The first interpretation would make sense until you remember your
fluid thermodynamics. If you put a pot of cold water on the stove and
bring it slowly to a boil, all the while keeping track of the
temperature, you'd notice the temperature of the water to slowly
increase at a steady rate until it reaches the boiling point (212° F).
Then the temperature levels out and stays at 212°F until all the
water is gone. That's the definition of boiling point. The temperature
at which the liquid converts to a gas and escapes. All the water
which could possibly be hotter than 212°F has converted to gas
and left the solution as steam. This release of steam takes with it
energy to keep the rest of the solution at the boiling point and not
above. So when the directions say to boil at 234°F for 5 minutes
this doesn't make any sense. It's like saying, "boil water at 180°F
for 5 minutes." It boils at the temperature it boils at (or for water it's
212°F).

Sugar slurry comes to a boil around 220°F for me. Then the
temperature registered on the candy thermometer rises slowly but
steadily as the water content slowly evaporates away... so now it
boils at 226°F... now 228°F... now 230°F... 232°F... 234°F... 236°F...
Oddly enough the temperature reaches 234°F right around the time
the process is done and the color turns to a tan to dark brown.

KNOWING WHEN TO SAY WHEN...

Boiling for strictly (5) minutes will cause the fudge to fail more often
than not. So when do you say, "when"? What if you don't have a
candy thermometer?

There are four (4) basic ways to determine when to stop the boil.
Ranked from worst to best they are:

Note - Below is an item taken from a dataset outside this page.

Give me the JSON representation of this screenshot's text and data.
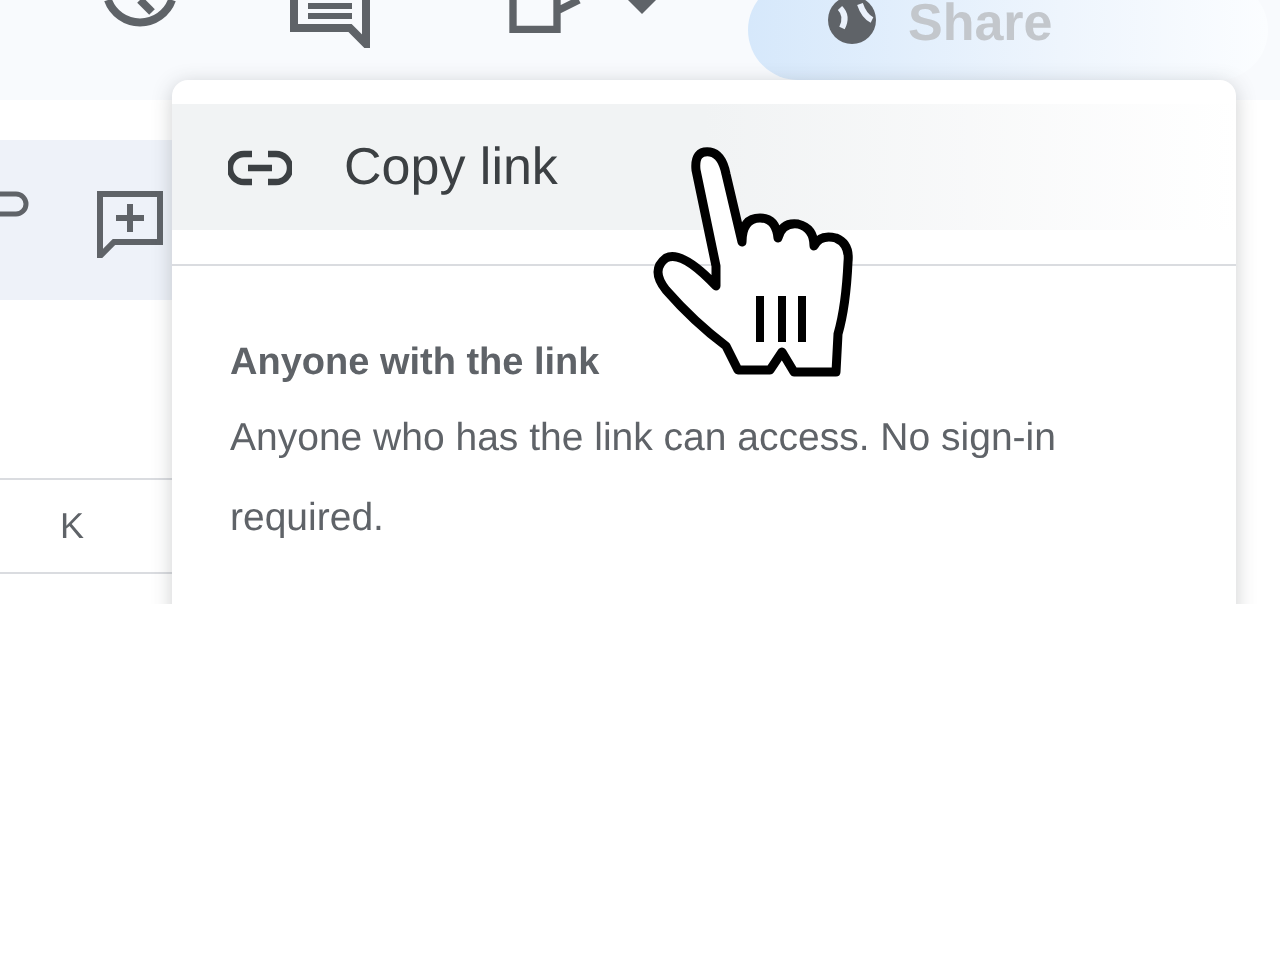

1.  Time
2.  Color
3.  Viscosity (Soft-Ball Test)
4.  Candy Thermometer

TIME:        
The slurry will be pretty fluid and be a little off-white/tan color. Cook
for 7 to 9 minutes.

COLOR:        
Continue to cook (usually about 7-9 minutes) until you notice that
the color has now changed from that pleasant white/tan to a more
dark tan color. This color change (at least to my eyes) occurs over a
1-2 minute period usually around minutes 6-8. Continue to boil for
another minute and remove... you're done. The color change occurs
when enough water has left the solution (Elvis has left the
building!) that the milk proteins begin to cook (and denature).
Presto!

VISCOSITY:  SOFT-BALL TEST        
Place a cool glass of water (not ice water, I use the measuring cup)
and a spoon on the counter next to the boiling sugar slurry. After 5
minutes of boil, drip a couple of drops of the hot slurry into a spoon
then dunk into the cool water. After a few seconds remove the
spoon and pick up the cooled slurry between your thumb and
forefinger. The slurry should roll into a ball which flattens easily -
this is the "soft-ball" test of viscosity. Repeat this test at minute 6, 7,
8, 9, 10... of boiling until the proper viscosity is set up. For more
precise information on the Soft-Ball Drop Test refer to the bottom of
this page. The Drop Test is the preferred method of determining
the end of the boil when a candy thermometer is not available.